At first glance, Levy said he chalked up the tension to personality clashes between regular staff and a new adviser. But when the handbook changes came to light, “we took a tougher stance,” he said.

The wording about veto power and greater adviser control was “terrible” and “frightening,” he said.

“It does suggest there is an attempt to control the content to some degree,” Levy said. “My feeling is that this is an adviser who is not yet educated in student press rights and probably the First Amendment.”

Avendano said executive administration was reviewing the handbook all over again, and that the review process was “starting from square one.” He said reviews of the handbook should be completed next week.

On Friday, Avendano told the Peoria Journal Star that the handbook presented to student editors was only a “working draft” and not a final policy. But Michael Foster, retired journalism professor at Illinois Central College and former adviser to the Harbinger for more than 30 years, said he had seen the handbook, and that it looked like a final document. Gray’s version of the handbook had a ring binder and a glossy cover, he said, and “did not look like a draft.”

Foster said that Jill Wright, an English professor at the college, helped Gray to write the new handbook.

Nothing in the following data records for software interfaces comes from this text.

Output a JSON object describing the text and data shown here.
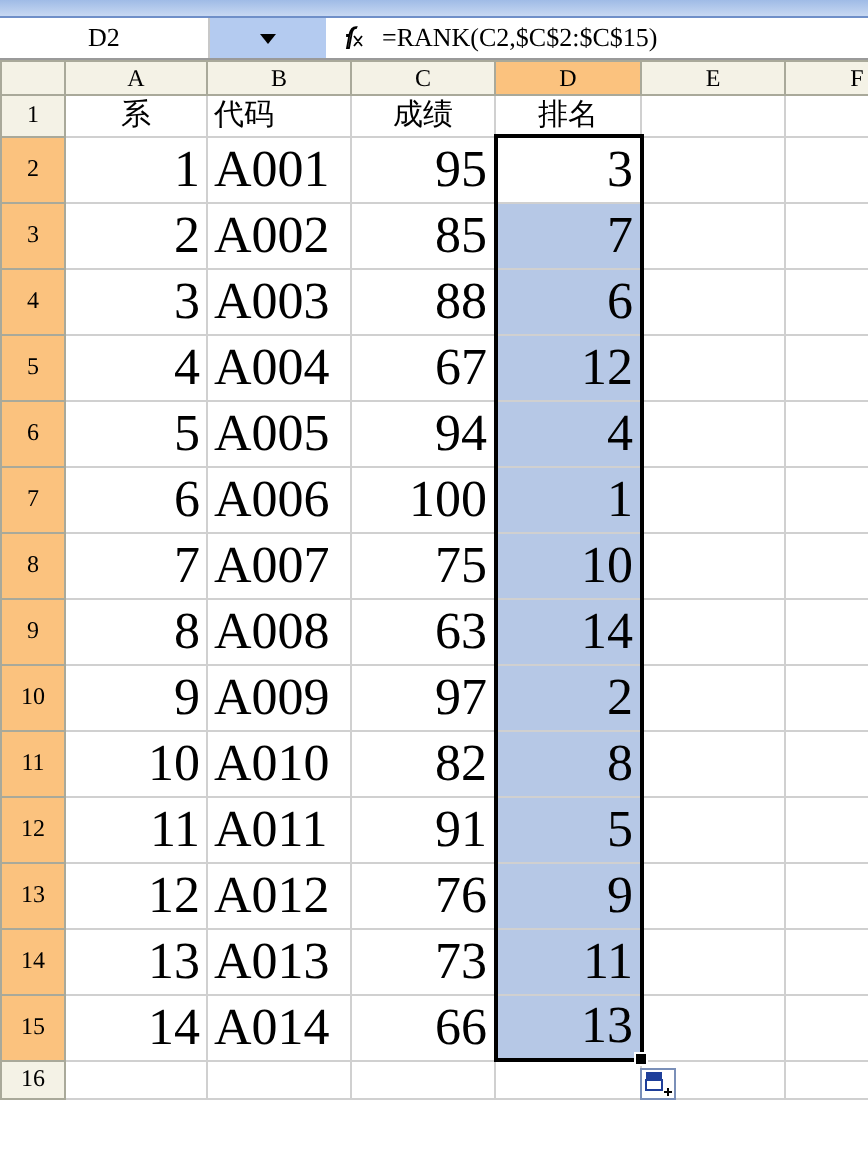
{
  "name_box": "D2",
  "formula": "=RANK(C2,$C$2:$C$15)",
  "columns": [
    {
      "label": "A",
      "selected": false
    },
    {
      "label": "B",
      "selected": false
    },
    {
      "label": "C",
      "selected": false
    },
    {
      "label": "D",
      "selected": true
    },
    {
      "label": "E",
      "selected": false
    },
    {
      "label": "F",
      "selected": false
    }
  ],
  "rows": [
    {
      "number": "1",
      "selected": false,
      "cells": [
        {
          "text": "系",
          "selected": false,
          "active": false
        },
        {
          "text": "代码",
          "selected": false,
          "active": false
        },
        {
          "text": "成绩",
          "selected": false,
          "active": false
        },
        {
          "text": "排名",
          "selected": false,
          "active": false
        }
      ]
    },
    {
      "number": "2",
      "selected": true,
      "cells": [
        {
          "text": "1",
          "selected": false,
          "active": false
        },
        {
          "text": "A001",
          "selected": false,
          "active": false
        },
        {
          "text": "95",
          "selected": false,
          "active": false
        },
        {
          "text": "3",
          "selected": true,
          "active": true
        }
      ]
    },
    {
      "number": "3",
      "selected": true,
      "cells": [
        {
          "text": "2",
          "selected": false,
          "active": false
        },
        {
          "text": "A002",
          "selected": false,
          "active": false
        },
        {
          "text": "85",
          "selected": false,
          "active": false
        },
        {
          "text": "7",
          "selected": true,
          "active": false
        }
      ]
    },
    {
      "number": "4",
      "selected": true,
      "cells": [
        {
          "text": "3",
          "selected": false,
          "active": false
        },
        {
          "text": "A003",
          "selected": false,
          "active": false
        },
        {
          "text": "88",
          "selected": false,
          "active": false
        },
        {
          "text": "6",
          "selected": true,
          "active": false
        }
      ]
    },
    {
      "number": "5",
      "selected": true,
      "cells": [
        {
          "text": "4",
          "selected": false,
          "active": false
        },
        {
          "text": "A004",
          "selected": false,
          "active": false
        },
        {
          "text": "67",
          "selected": false,
          "active": false
        },
        {
          "text": "12",
          "selected": true,
          "active": false
        }
      ]
    },
    {
      "number": "6",
      "selected": true,
      "cells": [
        {
          "text": "5",
          "selected": false,
          "active": false
        },
        {
          "text": "A005",
          "selected": false,
          "active": false
        },
        {
          "text": "94",
          "selected": false,
          "active": false
        },
        {
          "text": "4",
          "selected": true,
          "active": false
        }
      ]
    },
    {
      "number": "7",
      "selected": true,
      "cells": [
        {
          "text": "6",
          "selected": false,
          "active": false
        },
        {
          "text": "A006",
          "selected": false,
          "active": false
        },
        {
          "text": "100",
          "selected": false,
          "active": false
        },
        {
          "text": "1",
          "selected": true,
          "active": false
        }
      ]
    },
    {
      "number": "8",
      "selected": true,
      "cells": [
        {
          "text": "7",
          "selected": false,
          "active": false
        },
        {
          "text": "A007",
          "selected": false,
          "active": false
        },
        {
          "text": "75",
          "selected": false,
          "active": false
        },
        {
          "text": "10",
          "selected": true,
          "active": false
        }
      ]
    },
    {
      "number": "9",
      "selected": true,
      "cells": [
        {
          "text": "8",
          "selected": false,
          "active": false
        },
        {
          "text": "A008",
          "selected": false,
          "active": false
        },
        {
          "text": "63",
          "selected": false,
          "active": false
        },
        {
          "text": "14",
          "selected": true,
          "active": false
        }
      ]
    },
    {
      "number": "10",
      "selected": true,
      "cells": [
        {
          "text": "9",
          "selected": false,
          "active": false
        },
        {
          "text": "A009",
          "selected": false,
          "active": false
        },
        {
          "text": "97",
          "selected": false,
          "active": false
        },
        {
          "text": "2",
          "selected": true,
          "active": false
        }
      ]
    },
    {
      "number": "11",
      "selected": true,
      "cells": [
        {
          "text": "10",
          "selected": false,
          "active": false
        },
        {
          "text": "A010",
          "selected": false,
          "active": false
        },
        {
          "text": "82",
          "selected": false,
          "active": false
        },
        {
          "text": "8",
          "selected": true,
          "active": false
        }
      ]
    },
    {
      "number": "12",
      "selected": true,
      "cells": [
        {
          "text": "11",
          "selected": false,
          "active": false
        },
        {
          "text": "A011",
          "selected": false,
          "active": false
        },
        {
          "text": "91",
          "selected": false,
          "active": false
        },
        {
          "text": "5",
          "selected": true,
          "active": false
        }
      ]
    },
    {
      "number": "13",
      "selected": true,
      "cells": [
        {
          "text": "12",
          "selected": false,
          "active": false
        },
        {
          "text": "A012",
          "selected": false,
          "active": false
        },
        {
          "text": "76",
          "selected": false,
          "active": false
        },
        {
          "text": "9",
          "selected": true,
          "active": false
        }
      ]
    },
    {
      "number": "14",
      "selected": true,
      "cells": [
        {
          "text": "13",
          "selected": false,
          "active": false
        },
        {
          "text": "A013",
          "selected": false,
          "active": false
        },
        {
          "text": "73",
          "selected": false,
          "active": false
        },
        {
          "text": "11",
          "selected": true,
          "active": false
        }
      ]
    },
    {
      "number": "15",
      "selected": true,
      "cells": [
        {
          "text": "14",
          "selected": false,
          "active": false
        },
        {
          "text": "A014",
          "selected": false,
          "active": false
        },
        {
          "text": "66",
          "selected": false,
          "active": false
        },
        {
          "text": "13",
          "selected": true,
          "active": false
        }
      ]
    },
    {
      "number": "16",
      "selected": false
    }
  ]
}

Wright declined to comment, and directed questions to the college’s public relations department. Avendano said that Gray was the author of the handbook, and that after it was drafted, Gray presented a copy to Wright.

Zeine, the paper’s editor, said at one point Gray told the newspaper staff he made changes to the handbook after he was asked to do so by Wright. “I don’t know if it was her idea, or if it came from higher up,” she said.

Avendano said changes to the handbook were originally made to update a manual that had not been revised in 14 years. It was “pretty outdated on a number of scopes,” he said, especially in regard to technology instructions.

But Zeine said she suspects the changes to the handbook are a response to at least two controversial articles published in The Harbinger in the last year. Zeine said she wrote an article last February about a student who ordained himself via the Internet to use cannabis for religious purposes. In May 2005, another editor wrote a story about a string of robberies at an apartment complex on campus. The articles, she said, were “not pleasant for administration,” and that following their publication, “a hammer came down from the administration.” She said college staff refused to speak to them for several subsequent articles.

Moving toward a “public forum”

In a Peoria Journal Star article from Saturday, Avendano said he would consult attorneys about naming The Harbinger a public forum, therefore exempting the publication from a recent federal court ruling, Hosty v. Carter. In that decision, the 7th U.S. Circuit Court of Appeals ruled in August that university officials have greater authority to censor school-sponsored speech by public college students and faculty, including speech in some student newspapers. Student journalists in Wisconsin, Illinois and Indiana could be affected by the ruling, unless their universities officially designate student publications as “public forums.”

Levy, the president of the Illinois Community College Journalism Association, said there was a connection between the Hosty decision and the immediate outcry at Gray’s attempts to exert greater control over The Harbinger.

The association is holding a statewide convention this week, Levy said, and discussion about Hosty is sure to make the agenda.

“It’s important to get language in writing as to the nature of [student] news media, to be named an open forum and to make sure their First Amendment rights to publish are recognized by administration in handbooks or in school catalogues,” Levy said.

Avendano said it was never the college’s intent to control the newspaper’s content.

“Ask the students, have we ever censored them?” he said. “From the college’s prospective, we’ve never restricted anything they’ve wanted to write.”

Foster, the former Harbinger adviser, said the student editors’ response to the recent problems has been “courageous and dedicated.”

“The right answer for the college is to declare The Harbinger what it always has been, a true student newspaper and a public forum,” Foster said. “It’s something that never turned up because it was taken for granted.”